  7. I’ve got the absolutes, but haven’t read them yet.  Easily one of my favorite series.  It can stand toe-to-toe with Watchmen and on the right day even wins.  Now if we could get Absolute Transmetropolitan.

  8. I read planetary last weekend also. I love all the little homages, they work yet don’t pull me out of the story.

  9. Confession time…I have yet to read Planetary. I too have both of the Omnibuses and need to remedy that pronto this year.

  10. I think I’ll enjoy reading this. Thanks.

  11. Absolutely loved planetary. I’m gonna read all four volumes again now!

  12. Very well written article.  You’ve basically pointed out all the reasons I love Planetary, that I couldn’t articulate.  Very well said stuffs, sir.

    Planetary is a high water mark book for me when I compare it to other books that have and are coming out.  The beautiful thing about the book is to be a knowledgeable reader and to see how elegantly and beautifully Ellis and Cassaday have constructed this world and these characters.  Staying true to the tropes of any particular genre, but, adding that bit of magic that makes it more than that and grounds it in the realm of possibility.

    It’s a completely immersible book and anyone who hasn’t checked it out is in for a pleasant  surprise.


  13. I bought the first 3 trades and the crossover trade and have been waiting to get the fourth to read them all. I just picked it up but have been reading lots of other things and just started up another semester of college so I’ll be getting to it when I get to it. Really looking forward to it though! Hope to have a lazy weekend in the near future free 🙂

  14. I finally read the 4th trade over the holidays…and I’ve got to say, I was amazed at how Warren Ellis was able to tug at my emotions right there at the end.  It was good stuff and it’s one of my favorites up on the trade shelf.

  15. I got the first three trades during the first 2 weeks of classes this year and couldn’t stop reading them til I closed the cover on the third one. The first trade has plenty of awesome ideas and works as a great deconstruction of different genres, but the story didn’t grab me until the second trade. By the end of the second trade, the story REALLY takes off and it becomes one of the craziest page turners ever. I’m glad you pointed out how cohesive of a universe Ellis and Cassaday created in Planetary. Nothing feels out of place when it really should. Ellis and Cassaday painstakingly created a world where anything is possible and is completely believable. Wish I could pin down how they did it. 

    I need to get my hands on the fourth volume. Really enjoyed this series and hoping to find something else like it soon.

  16. I loved the first 12 issues of Planetary.  I think they’re about as perfect as comics can get.

    Unfortunately, when Ellis started phoning it in the writing went downhill fast.  I got a real air of resentment from him in the last few issues as he sped through plot points with none of the interesting pacing and examination of the first run in an effort to get the monkey off his back.

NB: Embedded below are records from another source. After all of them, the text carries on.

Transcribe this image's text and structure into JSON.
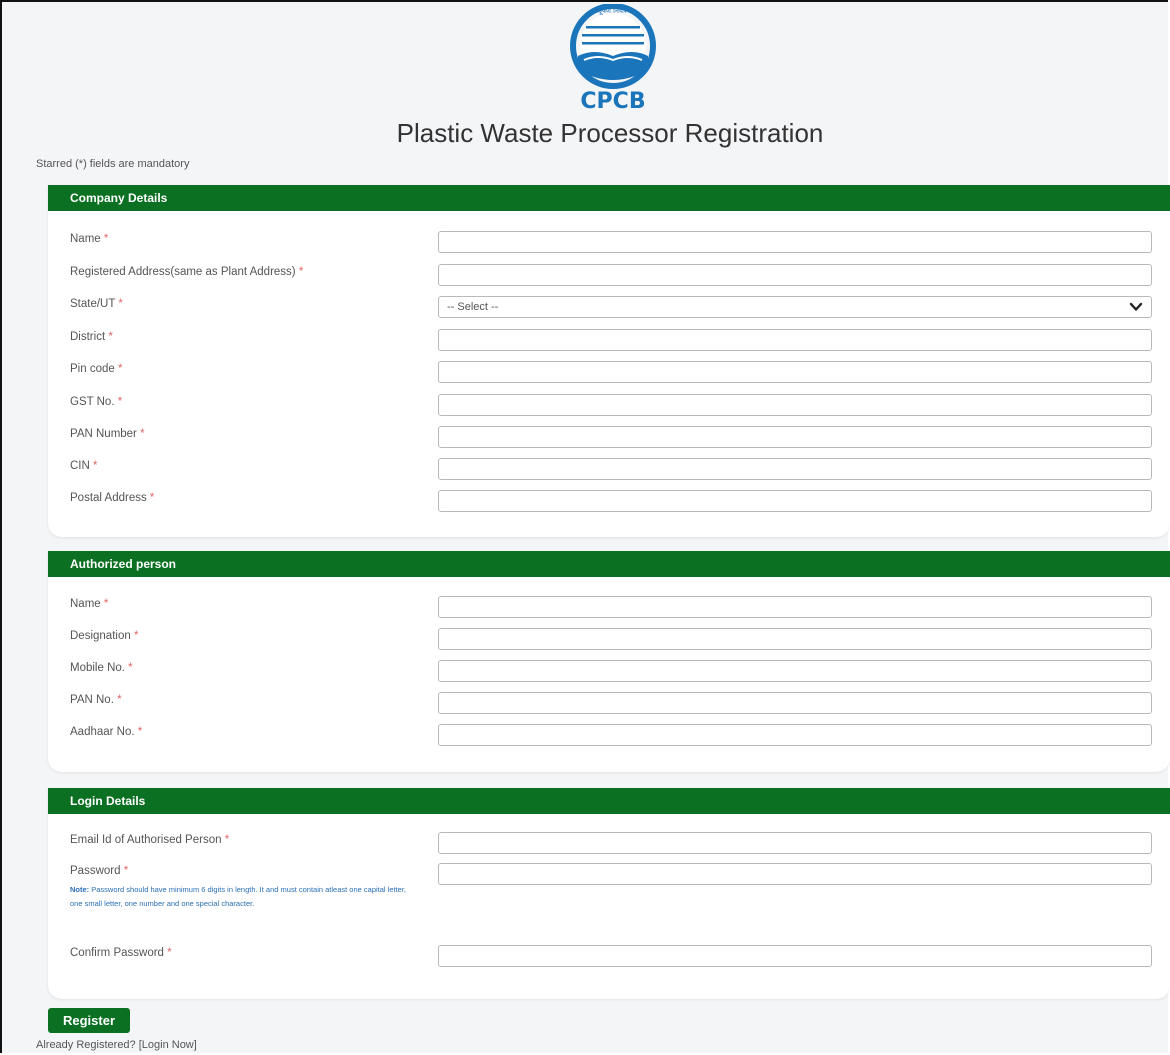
{
  "header": {
    "logo_text": "CPCB",
    "logo_top_text": "प्रदूषण नियंत्रण",
    "logo_ring_text": "MINISTRY OF CLEAN ENVIRONMENT",
    "title": "Plastic Waste Processor Registration"
  },
  "mandatory_note": "Starred (*) fields are mandatory",
  "company": {
    "heading": "Company Details",
    "fields": [
      {
        "label": "Name",
        "star": "*",
        "value": ""
      },
      {
        "label": "Registered Address(same as Plant Address)",
        "star": "*",
        "value": ""
      },
      {
        "label": "State/UT",
        "star": "*",
        "value": "-- Select --"
      },
      {
        "label": "District",
        "star": "*",
        "value": ""
      },
      {
        "label": "Pin code",
        "star": "*",
        "value": ""
      },
      {
        "label": "GST No.",
        "star": "*",
        "value": ""
      },
      {
        "label": "PAN Number",
        "star": "*",
        "value": ""
      },
      {
        "label": "CIN",
        "star": "*",
        "value": ""
      },
      {
        "label": "Postal Address",
        "star": "*",
        "value": ""
      }
    ]
  },
  "authorized": {
    "heading": "Authorized person",
    "fields": [
      {
        "label": "Name",
        "star": "*",
        "value": ""
      },
      {
        "label": "Designation",
        "star": "*",
        "value": ""
      },
      {
        "label": "Mobile No.",
        "star": "*",
        "value": ""
      },
      {
        "label": "PAN No.",
        "star": "*",
        "value": ""
      },
      {
        "label": "Aadhaar No.",
        "star": "*",
        "value": ""
      }
    ]
  },
  "login": {
    "heading": "Login Details",
    "fields": [
      {
        "label": "Email Id of Authorised Person",
        "star": "*",
        "value": ""
      },
      {
        "label": "Password",
        "star": "*",
        "value": ""
      },
      {
        "label": "Confirm Password",
        "star": "*",
        "value": ""
      }
    ],
    "note_bold": "Note:",
    "note_text": " Password should have minimum 6 digits in length. It and must contain atleast one capital letter, one small letter, one number and one special character."
  },
  "register_label": "Register",
  "login_prompt": "Already Registered? [Login Now]",
  "colors": {
    "brand_green": "#0c7023",
    "logo_blue": "#1a75bb",
    "required_star": "#e06666"
  }
}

    Mind you, I was there from the beginning and had a healthy dose of resentment built in for the disrespect shown to the readers as we waited to see what happened and had promises continually broken.

    I’d still recommend it to readers, though.  The standalone stories are wonderful, beautiful things even if I feel the arc falls kind of flat.